━━━ RECORDS SHOWN ━━━
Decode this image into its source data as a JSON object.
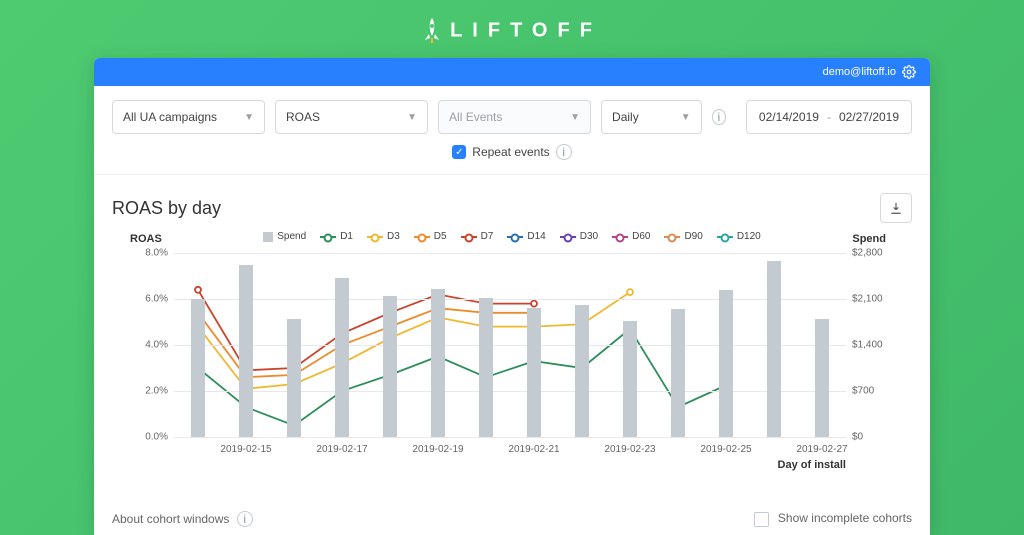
{
  "brand": "LIFTOFF",
  "account_email": "demo@liftoff.io",
  "filters": {
    "campaigns": "All UA campaigns",
    "metric": "ROAS",
    "events": "All Events",
    "granularity": "Daily",
    "date_start": "02/14/2019",
    "date_end": "02/27/2019",
    "repeat_events_label": "Repeat events"
  },
  "chart_title": "ROAS by day",
  "chart_ylabel_left": "ROAS",
  "chart_ylabel_right": "Spend",
  "chart_xlabel": "Day of install",
  "footer_about": "About cohort windows",
  "footer_incomplete": "Show incomplete cohorts",
  "chart_data": {
    "type": "combo-bar-line",
    "x": [
      "2019-02-14",
      "2019-02-15",
      "2019-02-16",
      "2019-02-17",
      "2019-02-18",
      "2019-02-19",
      "2019-02-20",
      "2019-02-21",
      "2019-02-22",
      "2019-02-23",
      "2019-02-24",
      "2019-02-25",
      "2019-02-26",
      "2019-02-27"
    ],
    "x_ticks": [
      "2019-02-15",
      "2019-02-17",
      "2019-02-19",
      "2019-02-21",
      "2019-02-23",
      "2019-02-25",
      "2019-02-27"
    ],
    "y_left_ticks": [
      "0.0%",
      "2.0%",
      "4.0%",
      "6.0%",
      "8.0%"
    ],
    "y_left_range": [
      0,
      8
    ],
    "y_right_ticks": [
      "$0",
      "$700",
      "$1,400",
      "$2,100",
      "$2,800"
    ],
    "y_right_range": [
      0,
      2800
    ],
    "spend": [
      2100,
      2620,
      1800,
      2420,
      2140,
      2260,
      2110,
      1960,
      2010,
      1760,
      1950,
      2240,
      2680,
      1790
    ],
    "series": [
      {
        "name": "Spend",
        "type": "bar",
        "color": "#c3cad0"
      },
      {
        "name": "D1",
        "color": "#2d8f5a",
        "values": [
          3.0,
          1.3,
          0.5,
          2.0,
          2.7,
          3.5,
          2.6,
          3.3,
          3.0,
          4.7,
          1.3,
          2.25,
          null,
          null
        ]
      },
      {
        "name": "D3",
        "color": "#f0b82e",
        "values": [
          4.8,
          2.1,
          2.3,
          3.2,
          4.3,
          5.2,
          4.8,
          4.8,
          4.9,
          6.3,
          null,
          null,
          null,
          null
        ]
      },
      {
        "name": "D5",
        "color": "#ee8a2b",
        "values": [
          5.4,
          2.6,
          2.7,
          4.0,
          4.8,
          5.6,
          5.4,
          5.4,
          null,
          null,
          null,
          null,
          null,
          null
        ]
      },
      {
        "name": "D7",
        "color": "#c9442a",
        "values": [
          6.4,
          2.9,
          3.0,
          4.5,
          5.4,
          6.2,
          5.8,
          5.8,
          null,
          null,
          null,
          null,
          null,
          null
        ]
      },
      {
        "name": "D14",
        "color": "#2b6cb0",
        "values": [
          null,
          null,
          null,
          null,
          null,
          null,
          null,
          null,
          null,
          null,
          null,
          null,
          null,
          null
        ]
      },
      {
        "name": "D30",
        "color": "#6a3fb5",
        "values": [
          null,
          null,
          null,
          null,
          null,
          null,
          null,
          null,
          null,
          null,
          null,
          null,
          null,
          null
        ]
      },
      {
        "name": "D60",
        "color": "#b0458d",
        "values": [
          null,
          null,
          null,
          null,
          null,
          null,
          null,
          null,
          null,
          null,
          null,
          null,
          null,
          null
        ]
      },
      {
        "name": "D90",
        "color": "#d68b52",
        "values": [
          null,
          null,
          null,
          null,
          null,
          null,
          null,
          null,
          null,
          null,
          null,
          null,
          null,
          null
        ]
      },
      {
        "name": "D120",
        "color": "#2aa6a0",
        "values": [
          null,
          null,
          null,
          null,
          null,
          null,
          null,
          null,
          null,
          null,
          null,
          null,
          null,
          null
        ]
      }
    ]
  }
}
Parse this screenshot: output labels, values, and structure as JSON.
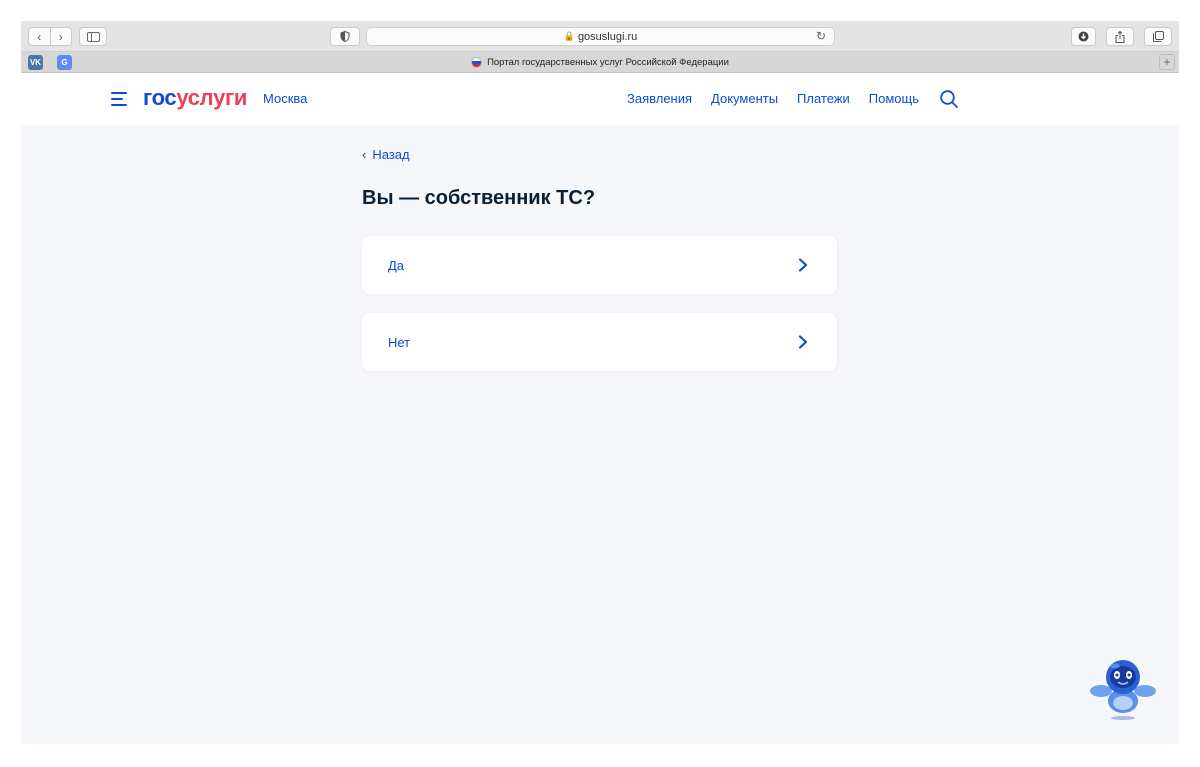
{
  "browser": {
    "url": "gosuslugi.ru",
    "tab_title": "Портал государственных услуг Российской Федерации",
    "new_tab_label": "+",
    "favicon_vk": "VK",
    "favicon_translate": "G"
  },
  "header": {
    "logo_part1": "гос",
    "logo_part2": "услуги",
    "city": "Москва",
    "nav": [
      "Заявления",
      "Документы",
      "Платежи",
      "Помощь"
    ]
  },
  "content": {
    "back_label": "Назад",
    "question": "Вы — собственник ТС?",
    "options": [
      "Да",
      "Нет"
    ]
  },
  "colors": {
    "brand_blue": "#0d4cd3",
    "brand_red": "#ee3f58",
    "page_bg": "#f5f7fa",
    "text_dark": "#0b1f33"
  },
  "icons": {
    "menu": "hamburger-menu-icon",
    "search": "search-icon",
    "option_arrow": "chevron-right-icon",
    "assistant": "robot-assistant-icon"
  }
}
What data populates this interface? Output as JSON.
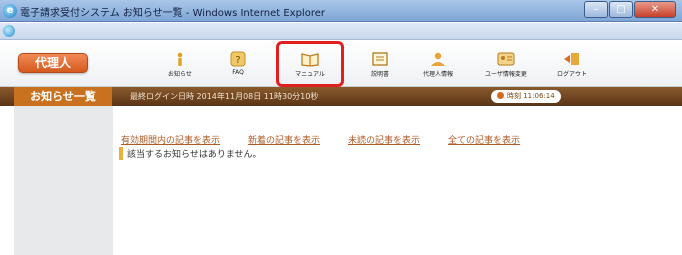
{
  "window": {
    "title": "電子請求受付システム お知らせ一覧 - Windows Internet Explorer"
  },
  "header": {
    "role_label": "代理人",
    "menu": [
      {
        "name": "お知らせ",
        "icon": "info-icon"
      },
      {
        "name": "FAQ",
        "icon": "faq-icon"
      },
      {
        "name": "マニュアル",
        "icon": "book-icon",
        "highlighted": true
      },
      {
        "name": "説明書",
        "icon": "document-icon"
      },
      {
        "name": "代理人情報",
        "icon": "person-icon"
      },
      {
        "name": "ユーザ情報変更",
        "icon": "user-card-icon"
      },
      {
        "name": "ログアウト",
        "icon": "logout-icon"
      }
    ]
  },
  "status": {
    "page_title": "お知らせ一覧",
    "last_login": "最終ログイン日時 2014年11月08日 11時30分10秒",
    "clock": "時刻 11:06:14"
  },
  "main": {
    "filters": [
      "有効期間内の記事を表示",
      "新着の記事を表示",
      "未読の記事を表示",
      "全ての記事を表示"
    ],
    "message": "該当するお知らせはありません。"
  },
  "colors": {
    "accent_orange": "#d45a1e",
    "status_bar_brown": "#5a3416",
    "highlight_red": "#e02020",
    "link_color": "#ae5b25"
  }
}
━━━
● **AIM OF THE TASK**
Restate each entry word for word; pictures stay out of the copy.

● **WRITTEN ANSWER**
Decode this image into its source data as a JSON object.
{
  "brand": "LIFTOFF",
  "account_email": "demo@liftoff.io",
  "filters": {
    "campaigns": "All UA campaigns",
    "metric": "ROAS",
    "events": "All Events",
    "granularity": "Daily",
    "date_start": "02/14/2019",
    "date_end": "02/27/2019",
    "repeat_events_label": "Repeat events"
  },
  "chart_title": "ROAS by day",
  "chart_ylabel_left": "ROAS",
  "chart_ylabel_right": "Spend",
  "chart_xlabel": "Day of install",
  "footer_about": "About cohort windows",
  "footer_incomplete": "Show incomplete cohorts",
  "chart_data": {
    "type": "combo-bar-line",
    "x": [
      "2019-02-14",
      "2019-02-15",
      "2019-02-16",
      "2019-02-17",
      "2019-02-18",
      "2019-02-19",
      "2019-02-20",
      "2019-02-21",
      "2019-02-22",
      "2019-02-23",
      "2019-02-24",
      "2019-02-25",
      "2019-02-26",
      "2019-02-27"
    ],
    "x_ticks": [
      "2019-02-15",
      "2019-02-17",
      "2019-02-19",
      "2019-02-21",
      "2019-02-23",
      "2019-02-25",
      "2019-02-27"
    ],
    "y_left_ticks": [
      "0.0%",
      "2.0%",
      "4.0%",
      "6.0%",
      "8.0%"
    ],
    "y_left_range": [
      0,
      8
    ],
    "y_right_ticks": [
      "$0",
      "$700",
      "$1,400",
      "$2,100",
      "$2,800"
    ],
    "y_right_range": [
      0,
      2800
    ],
    "spend": [
      2100,
      2620,
      1800,
      2420,
      2140,
      2260,
      2110,
      1960,
      2010,
      1760,
      1950,
      2240,
      2680,
      1790
    ],
    "series": [
      {
        "name": "Spend",
        "type": "bar",
        "color": "#c3cad0"
      },
      {
        "name": "D1",
        "color": "#2d8f5a",
        "values": [
          3.0,
          1.3,
          0.5,
          2.0,
          2.7,
          3.5,
          2.6,
          3.3,
          3.0,
          4.7,
          1.3,
          2.25,
          null,
          null
        ]
      },
      {
        "name": "D3",
        "color": "#f0b82e",
        "values": [
          4.8,
          2.1,
          2.3,
          3.2,
          4.3,
          5.2,
          4.8,
          4.8,
          4.9,
          6.3,
          null,
          null,
          null,
          null
        ]
      },
      {
        "name": "D5",
        "color": "#ee8a2b",
        "values": [
          5.4,
          2.6,
          2.7,
          4.0,
          4.8,
          5.6,
          5.4,
          5.4,
          null,
          null,
          null,
          null,
          null,
          null
        ]
      },
      {
        "name": "D7",
        "color": "#c9442a",
        "values": [
          6.4,
          2.9,
          3.0,
          4.5,
          5.4,
          6.2,
          5.8,
          5.8,
          null,
          null,
          null,
          null,
          null,
          null
        ]
      },
      {
        "name": "D14",
        "color": "#2b6cb0",
        "values": [
          null,
          null,
          null,
          null,
          null,
          null,
          null,
          null,
          null,
          null,
          null,
          null,
          null,
          null
        ]
      },
      {
        "name": "D30",
        "color": "#6a3fb5",
        "values": [
          null,
          null,
          null,
          null,
          null,
          null,
          null,
          null,
          null,
          null,
          null,
          null,
          null,
          null
        ]
      },
      {
        "name": "D60",
        "color": "#b0458d",
        "values": [
          null,
          null,
          null,
          null,
          null,
          null,
          null,
          null,
          null,
          null,
          null,
          null,
          null,
          null
        ]
      },
      {
        "name": "D90",
        "color": "#d68b52",
        "values": [
          null,
          null,
          null,
          null,
          null,
          null,
          null,
          null,
          null,
          null,
          null,
          null,
          null,
          null
        ]
      },
      {
        "name": "D120",
        "color": "#2aa6a0",
        "values": [
          null,
          null,
          null,
          null,
          null,
          null,
          null,
          null,
          null,
          null,
          null,
          null,
          null,
          null
        ]
      }
    ]
  }
}
Parse this screenshot: output labels, values, and structure as JSON.
{
  "browser": {
    "url": "gosuslugi.ru",
    "tab_title": "Портал государственных услуг Российской Федерации",
    "new_tab_label": "+",
    "favicon_vk": "VK",
    "favicon_translate": "G"
  },
  "header": {
    "logo_part1": "гос",
    "logo_part2": "услуги",
    "city": "Москва",
    "nav": [
      "Заявления",
      "Документы",
      "Платежи",
      "Помощь"
    ]
  },
  "content": {
    "back_label": "Назад",
    "question": "Вы — собственник ТС?",
    "options": [
      "Да",
      "Нет"
    ]
  },
  "colors": {
    "brand_blue": "#0d4cd3",
    "brand_red": "#ee3f58",
    "page_bg": "#f5f7fa",
    "text_dark": "#0b1f33"
  },
  "icons": {
    "menu": "hamburger-menu-icon",
    "search": "search-icon",
    "option_arrow": "chevron-right-icon",
    "assistant": "robot-assistant-icon"
  }
}
What data populates this interface? Output as JSON.
{
  "window": {
    "title": "電子請求受付システム お知らせ一覧 - Windows Internet Explorer"
  },
  "header": {
    "role_label": "代理人",
    "menu": [
      {
        "name": "お知らせ",
        "icon": "info-icon"
      },
      {
        "name": "FAQ",
        "icon": "faq-icon"
      },
      {
        "name": "マニュアル",
        "icon": "book-icon",
        "highlighted": true
      },
      {
        "name": "説明書",
        "icon": "document-icon"
      },
      {
        "name": "代理人情報",
        "icon": "person-icon"
      },
      {
        "name": "ユーザ情報変更",
        "icon": "user-card-icon"
      },
      {
        "name": "ログアウト",
        "icon": "logout-icon"
      }
    ]
  },
  "status": {
    "page_title": "お知らせ一覧",
    "last_login": "最終ログイン日時 2014年11月08日 11時30分10秒",
    "clock": "時刻 11:06:14"
  },
  "main": {
    "filters": [
      "有効期間内の記事を表示",
      "新着の記事を表示",
      "未読の記事を表示",
      "全ての記事を表示"
    ],
    "message": "該当するお知らせはありません。"
  },
  "colors": {
    "accent_orange": "#d45a1e",
    "status_bar_brown": "#5a3416",
    "highlight_red": "#e02020",
    "link_color": "#ae5b25"
  }
}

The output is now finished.